=== Section Start ===

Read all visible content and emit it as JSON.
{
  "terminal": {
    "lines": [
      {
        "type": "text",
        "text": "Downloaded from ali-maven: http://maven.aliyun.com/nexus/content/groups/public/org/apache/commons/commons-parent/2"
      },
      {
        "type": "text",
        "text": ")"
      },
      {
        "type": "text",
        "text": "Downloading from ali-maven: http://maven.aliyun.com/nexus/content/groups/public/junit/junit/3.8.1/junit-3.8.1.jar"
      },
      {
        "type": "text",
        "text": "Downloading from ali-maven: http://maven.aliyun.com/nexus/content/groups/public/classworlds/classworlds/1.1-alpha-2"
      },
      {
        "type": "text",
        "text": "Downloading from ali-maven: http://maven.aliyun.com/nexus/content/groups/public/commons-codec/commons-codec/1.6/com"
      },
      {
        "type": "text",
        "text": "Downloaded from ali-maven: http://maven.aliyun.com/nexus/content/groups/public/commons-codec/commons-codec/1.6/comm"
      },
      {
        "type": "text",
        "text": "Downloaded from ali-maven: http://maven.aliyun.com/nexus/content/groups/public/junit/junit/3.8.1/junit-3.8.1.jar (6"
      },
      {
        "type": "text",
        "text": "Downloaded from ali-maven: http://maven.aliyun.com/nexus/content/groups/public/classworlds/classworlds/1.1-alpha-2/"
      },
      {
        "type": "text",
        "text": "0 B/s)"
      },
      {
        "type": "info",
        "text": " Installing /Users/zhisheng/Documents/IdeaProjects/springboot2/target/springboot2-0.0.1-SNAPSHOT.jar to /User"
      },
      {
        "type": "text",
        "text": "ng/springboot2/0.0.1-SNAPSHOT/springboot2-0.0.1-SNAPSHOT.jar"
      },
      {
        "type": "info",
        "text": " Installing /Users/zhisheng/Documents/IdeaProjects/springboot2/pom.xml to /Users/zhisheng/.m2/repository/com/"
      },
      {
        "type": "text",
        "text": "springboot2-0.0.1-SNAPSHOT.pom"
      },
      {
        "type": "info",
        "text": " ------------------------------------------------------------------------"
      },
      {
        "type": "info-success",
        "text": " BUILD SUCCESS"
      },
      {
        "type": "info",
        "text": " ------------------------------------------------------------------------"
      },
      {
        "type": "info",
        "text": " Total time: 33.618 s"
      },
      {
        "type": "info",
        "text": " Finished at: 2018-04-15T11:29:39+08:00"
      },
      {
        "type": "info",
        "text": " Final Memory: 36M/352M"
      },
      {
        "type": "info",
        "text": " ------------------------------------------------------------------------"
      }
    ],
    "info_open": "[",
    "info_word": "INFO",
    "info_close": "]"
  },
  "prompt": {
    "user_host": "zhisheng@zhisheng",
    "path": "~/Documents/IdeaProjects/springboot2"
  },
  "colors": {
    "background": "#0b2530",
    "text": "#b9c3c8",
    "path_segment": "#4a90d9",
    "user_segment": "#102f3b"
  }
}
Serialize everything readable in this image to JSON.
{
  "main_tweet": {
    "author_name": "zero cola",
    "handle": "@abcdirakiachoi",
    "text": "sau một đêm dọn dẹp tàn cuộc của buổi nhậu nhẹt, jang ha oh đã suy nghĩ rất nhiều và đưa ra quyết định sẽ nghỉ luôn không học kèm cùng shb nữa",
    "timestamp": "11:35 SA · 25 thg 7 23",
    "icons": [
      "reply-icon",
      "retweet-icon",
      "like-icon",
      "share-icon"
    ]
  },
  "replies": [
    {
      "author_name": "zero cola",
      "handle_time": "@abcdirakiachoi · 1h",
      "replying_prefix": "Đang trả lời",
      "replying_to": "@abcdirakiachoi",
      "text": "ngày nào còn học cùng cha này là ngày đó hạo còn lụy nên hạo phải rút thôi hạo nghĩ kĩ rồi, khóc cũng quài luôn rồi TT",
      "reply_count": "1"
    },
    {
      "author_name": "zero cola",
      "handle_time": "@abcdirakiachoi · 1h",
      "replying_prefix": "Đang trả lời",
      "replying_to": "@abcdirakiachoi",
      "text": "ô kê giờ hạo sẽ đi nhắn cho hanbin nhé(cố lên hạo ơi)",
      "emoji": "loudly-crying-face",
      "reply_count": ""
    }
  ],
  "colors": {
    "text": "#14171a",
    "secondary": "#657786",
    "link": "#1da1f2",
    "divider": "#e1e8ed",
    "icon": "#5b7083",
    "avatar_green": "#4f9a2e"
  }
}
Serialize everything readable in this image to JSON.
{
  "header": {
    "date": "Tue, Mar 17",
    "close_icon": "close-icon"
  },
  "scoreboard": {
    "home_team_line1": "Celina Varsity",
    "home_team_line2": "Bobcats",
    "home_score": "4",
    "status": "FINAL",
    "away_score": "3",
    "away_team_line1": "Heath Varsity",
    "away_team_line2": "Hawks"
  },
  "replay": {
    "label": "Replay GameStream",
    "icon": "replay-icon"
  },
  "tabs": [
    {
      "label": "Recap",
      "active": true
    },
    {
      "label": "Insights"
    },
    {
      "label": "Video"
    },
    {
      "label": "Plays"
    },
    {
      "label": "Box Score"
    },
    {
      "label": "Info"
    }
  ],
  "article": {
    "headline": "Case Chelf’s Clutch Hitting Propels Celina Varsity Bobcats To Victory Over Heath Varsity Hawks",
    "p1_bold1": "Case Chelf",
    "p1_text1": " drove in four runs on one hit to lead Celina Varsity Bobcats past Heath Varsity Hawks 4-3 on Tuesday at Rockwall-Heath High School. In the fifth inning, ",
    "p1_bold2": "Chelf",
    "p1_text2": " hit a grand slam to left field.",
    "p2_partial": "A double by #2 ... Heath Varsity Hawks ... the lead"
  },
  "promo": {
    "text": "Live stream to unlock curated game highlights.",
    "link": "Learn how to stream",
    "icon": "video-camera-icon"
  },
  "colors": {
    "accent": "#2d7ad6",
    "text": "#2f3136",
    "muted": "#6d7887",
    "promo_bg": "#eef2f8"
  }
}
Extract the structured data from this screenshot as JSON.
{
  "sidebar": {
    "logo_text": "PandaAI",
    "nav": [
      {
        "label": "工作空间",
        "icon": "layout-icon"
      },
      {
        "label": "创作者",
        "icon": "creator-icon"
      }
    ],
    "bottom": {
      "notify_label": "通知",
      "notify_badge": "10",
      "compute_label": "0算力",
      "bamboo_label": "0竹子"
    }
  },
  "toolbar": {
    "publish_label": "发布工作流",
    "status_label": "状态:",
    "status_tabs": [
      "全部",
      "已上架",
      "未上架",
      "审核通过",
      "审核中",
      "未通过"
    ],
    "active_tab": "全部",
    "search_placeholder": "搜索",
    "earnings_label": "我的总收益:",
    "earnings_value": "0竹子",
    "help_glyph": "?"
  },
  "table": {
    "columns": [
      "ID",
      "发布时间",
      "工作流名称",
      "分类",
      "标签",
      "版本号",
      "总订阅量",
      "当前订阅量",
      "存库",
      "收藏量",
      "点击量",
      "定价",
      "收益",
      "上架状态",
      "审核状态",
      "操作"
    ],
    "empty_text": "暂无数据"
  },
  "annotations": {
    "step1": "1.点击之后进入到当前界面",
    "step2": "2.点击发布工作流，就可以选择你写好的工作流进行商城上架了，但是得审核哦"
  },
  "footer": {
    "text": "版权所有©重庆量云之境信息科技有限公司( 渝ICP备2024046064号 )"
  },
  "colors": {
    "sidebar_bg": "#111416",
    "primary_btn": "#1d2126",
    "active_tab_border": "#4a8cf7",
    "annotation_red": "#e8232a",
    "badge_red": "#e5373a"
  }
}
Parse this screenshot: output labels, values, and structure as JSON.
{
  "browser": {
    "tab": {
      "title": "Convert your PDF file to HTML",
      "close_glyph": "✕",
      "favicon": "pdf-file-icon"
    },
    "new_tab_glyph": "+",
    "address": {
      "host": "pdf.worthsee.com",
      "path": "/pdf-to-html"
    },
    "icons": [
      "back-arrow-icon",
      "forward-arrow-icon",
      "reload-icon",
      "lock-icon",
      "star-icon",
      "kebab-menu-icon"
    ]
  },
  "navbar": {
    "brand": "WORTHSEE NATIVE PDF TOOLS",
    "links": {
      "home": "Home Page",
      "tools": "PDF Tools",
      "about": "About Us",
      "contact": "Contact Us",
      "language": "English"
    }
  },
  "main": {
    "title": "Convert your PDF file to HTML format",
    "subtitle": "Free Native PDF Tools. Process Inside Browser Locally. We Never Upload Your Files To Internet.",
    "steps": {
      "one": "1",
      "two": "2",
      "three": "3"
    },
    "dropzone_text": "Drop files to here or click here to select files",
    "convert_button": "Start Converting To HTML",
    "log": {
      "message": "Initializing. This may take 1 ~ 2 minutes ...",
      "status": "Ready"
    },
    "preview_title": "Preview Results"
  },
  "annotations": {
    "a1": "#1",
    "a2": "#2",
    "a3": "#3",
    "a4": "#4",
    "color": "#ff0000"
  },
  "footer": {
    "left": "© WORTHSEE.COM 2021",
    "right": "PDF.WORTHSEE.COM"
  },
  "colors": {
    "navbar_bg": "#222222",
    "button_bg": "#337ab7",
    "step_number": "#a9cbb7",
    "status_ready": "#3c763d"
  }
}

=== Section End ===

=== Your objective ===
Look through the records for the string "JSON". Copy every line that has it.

=== Result of this exercise ===
Read all visible content and emit it as JSON.
Serialize everything readable in this image to JSON.
Serialize everything readable in this image to JSON.
Extract the structured data from this screenshot as JSON.
Parse this screenshot: output labels, values, and structure as JSON.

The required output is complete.